“Don’t try to bring it down below 104 degrees,” he advised me. “If you do, it will shoot back up fast and that can cause a seizure. He catches everything because the hole in his heart valve lets blood circulate without being purified by the lungs. We’ll try another antibiotic. If he has a virus, it won’t help, but we can’t risk this going into pneumonia. We’ll consider surgery when he’s four, but we need to get him stronger first. Bring him back in two days, if he’s not better.”
I drove us home through a flood of tears. Tommy whimpered listlessly, his eyes too bright and his skin too pale under the flush of fever. My spirits matched the bleak January landscape.
I spent the next two days and nights struggling to keep his fever down. Sometimes he lay in my arms limply. Other times when the fever shot beyond the measure of the thermometer, he would chatter brightly, using words far more complex than his normal vocabulary, reminding me of the possibility of brain damage.
Two days passed and his fever was still shooting back up off the thermometer. Trying yet again to bring it down slowly, I put him in a tepid bath, that seemed to hurt his hot skin and make him shake with chills. He looked like pictures I had seen of war orphans with their ribs showing and their sunken eyes pleading. He looked at me like he was asking mutely, “Why are you doing this? Why are you hurting me? Don’t you love me?”
As I wrapped him in wet sheets and sat rocking him, both of us were sobbing.
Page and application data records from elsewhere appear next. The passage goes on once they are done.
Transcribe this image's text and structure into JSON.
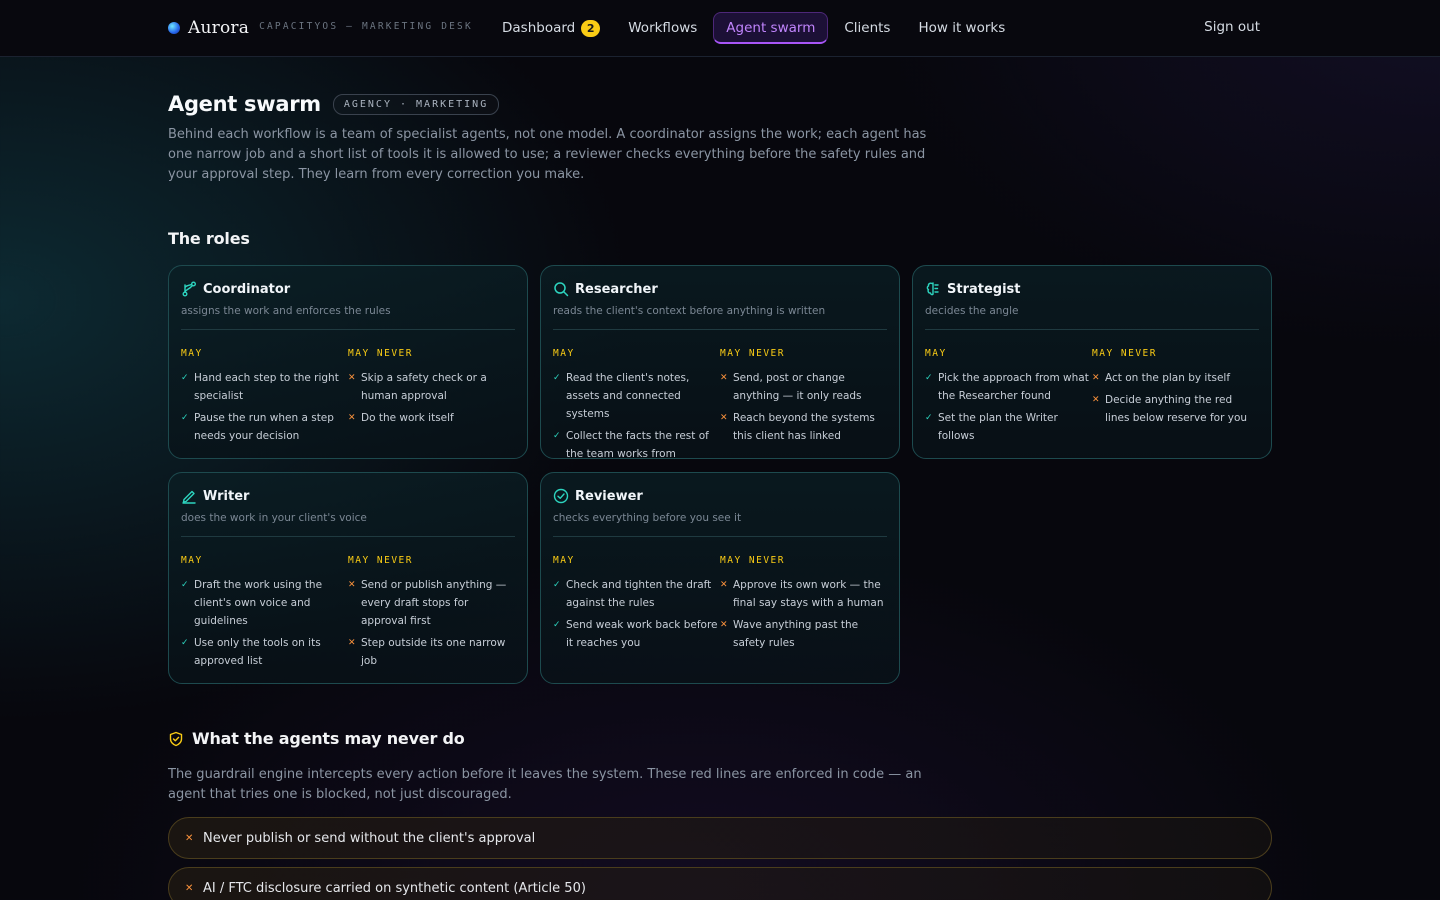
{
  "brand": {
    "name": "Aurora",
    "subtitle": "CAPACITYOS — MARKETING DESK"
  },
  "nav": {
    "items": [
      {
        "label": "Dashboard",
        "badge": "2"
      },
      {
        "label": "Workflows"
      },
      {
        "label": "Agent swarm",
        "active": true
      },
      {
        "label": "Clients"
      },
      {
        "label": "How it works"
      }
    ],
    "signout": "Sign out"
  },
  "header": {
    "title": "Agent swarm",
    "tag": "AGENCY · MARKETING",
    "intro": "Behind each workflow is a team of specialist agents, not one model. A coordinator assigns the work; each agent has one narrow job and a short list of tools it is allowed to use; a reviewer checks everything before the safety rules and your approval step. They learn from every correction you make."
  },
  "roles": {
    "title": "The roles",
    "may_label": "MAY",
    "never_label": "MAY NEVER",
    "items": [
      {
        "icon": "route-icon",
        "name": "Coordinator",
        "desc": "assigns the work and enforces the rules",
        "may": [
          "Hand each step to the right specialist",
          "Pause the run when a step needs your decision"
        ],
        "never": [
          "Skip a safety check or a human approval",
          "Do the work itself"
        ]
      },
      {
        "icon": "search-icon",
        "name": "Researcher",
        "desc": "reads the client's context before anything is written",
        "may": [
          "Read the client's notes, assets and connected systems",
          "Collect the facts the rest of the team works from"
        ],
        "never": [
          "Send, post or change anything — it only reads",
          "Reach beyond the systems this client has linked"
        ]
      },
      {
        "icon": "brain-icon",
        "name": "Strategist",
        "desc": "decides the angle",
        "may": [
          "Pick the approach from what the Researcher found",
          "Set the plan the Writer follows"
        ],
        "never": [
          "Act on the plan by itself",
          "Decide anything the red lines below reserve for you"
        ]
      },
      {
        "icon": "pen-icon",
        "name": "Writer",
        "desc": "does the work in your client's voice",
        "may": [
          "Draft the work using the client's own voice and guidelines",
          "Use only the tools on its approved list"
        ],
        "never": [
          "Send or publish anything — every draft stops for approval first",
          "Step outside its one narrow job"
        ]
      },
      {
        "icon": "check-circle-icon",
        "name": "Reviewer",
        "desc": "checks everything before you see it",
        "may": [
          "Check and tighten the draft against the rules",
          "Send weak work back before it reaches you"
        ],
        "never": [
          "Approve its own work — the final say stays with a human",
          "Wave anything past the safety rules"
        ]
      }
    ]
  },
  "never": {
    "title": "What the agents may never do",
    "intro": "The guardrail engine intercepts every action before it leaves the system. These red lines are enforced in code — an agent that tries one is blocked, not just discouraged.",
    "items": [
      "Never publish or send without the client's approval",
      "AI / FTC disclosure carried on synthetic content (Article 50)"
    ]
  },
  "colors": {
    "accent": "#a855f7",
    "teal": "#2dd4bf",
    "warning": "#facc15",
    "danger": "#fb923c"
  }
}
I even yelled out loud, “Where are you, God? I pray and pray and you do nothing. This is an innocent child. Why do you let him suffer? What kind of God are you? A cruel God? An impotent God? Where is the loving God of Jesus? Have you abandoned us?”
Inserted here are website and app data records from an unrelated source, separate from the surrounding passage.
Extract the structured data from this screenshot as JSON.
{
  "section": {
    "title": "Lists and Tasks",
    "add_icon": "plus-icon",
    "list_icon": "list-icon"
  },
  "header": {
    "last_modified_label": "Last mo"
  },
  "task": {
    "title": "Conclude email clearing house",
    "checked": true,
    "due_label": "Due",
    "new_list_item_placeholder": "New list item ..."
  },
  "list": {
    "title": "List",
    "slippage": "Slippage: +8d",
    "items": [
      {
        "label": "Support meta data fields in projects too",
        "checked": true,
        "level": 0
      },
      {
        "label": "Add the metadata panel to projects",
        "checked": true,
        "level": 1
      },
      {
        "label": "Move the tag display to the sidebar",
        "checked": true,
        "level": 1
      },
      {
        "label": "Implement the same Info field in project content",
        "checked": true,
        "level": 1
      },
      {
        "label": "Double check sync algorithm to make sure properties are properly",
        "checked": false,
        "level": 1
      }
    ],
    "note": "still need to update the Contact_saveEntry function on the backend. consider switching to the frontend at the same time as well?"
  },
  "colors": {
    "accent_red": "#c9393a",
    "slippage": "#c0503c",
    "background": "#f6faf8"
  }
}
As, I exhausted my anger, memories of God’s many gifts of grace in my life flooded my mind and I began to pray again, “You are my God, the only God I have. I have seen Your awesome glory in the beauty of Your creation and I have felt the depth of Your love through Your son, Jesus. So, I, like Paul, will try to praise you at all times, in joy and in sorrow. Right now, I can’t feel it, but with my will I praise you. I thank you for the many times you have blessed me and for the grace you have poured into my heart even in my darkest moments. But, please God, help me know you are with us in this. I feel abandoned.”
Then I began to dress Tommy for another trip to Nashville. As I carried him to the car, I was stopped in my tracks by an incredible sight.
Hundreds of bright yellow daffodils in full bloom completely filled the back of my car. It looked like Easter morning! I felt like God had put His arms around us and whispered, “See, I am with you always. Don’t despair.”
I drove to the doctor’s singing hymns of praise.
The next post: God is in the Timing continues the story of the journey of Tommy’s heart defect.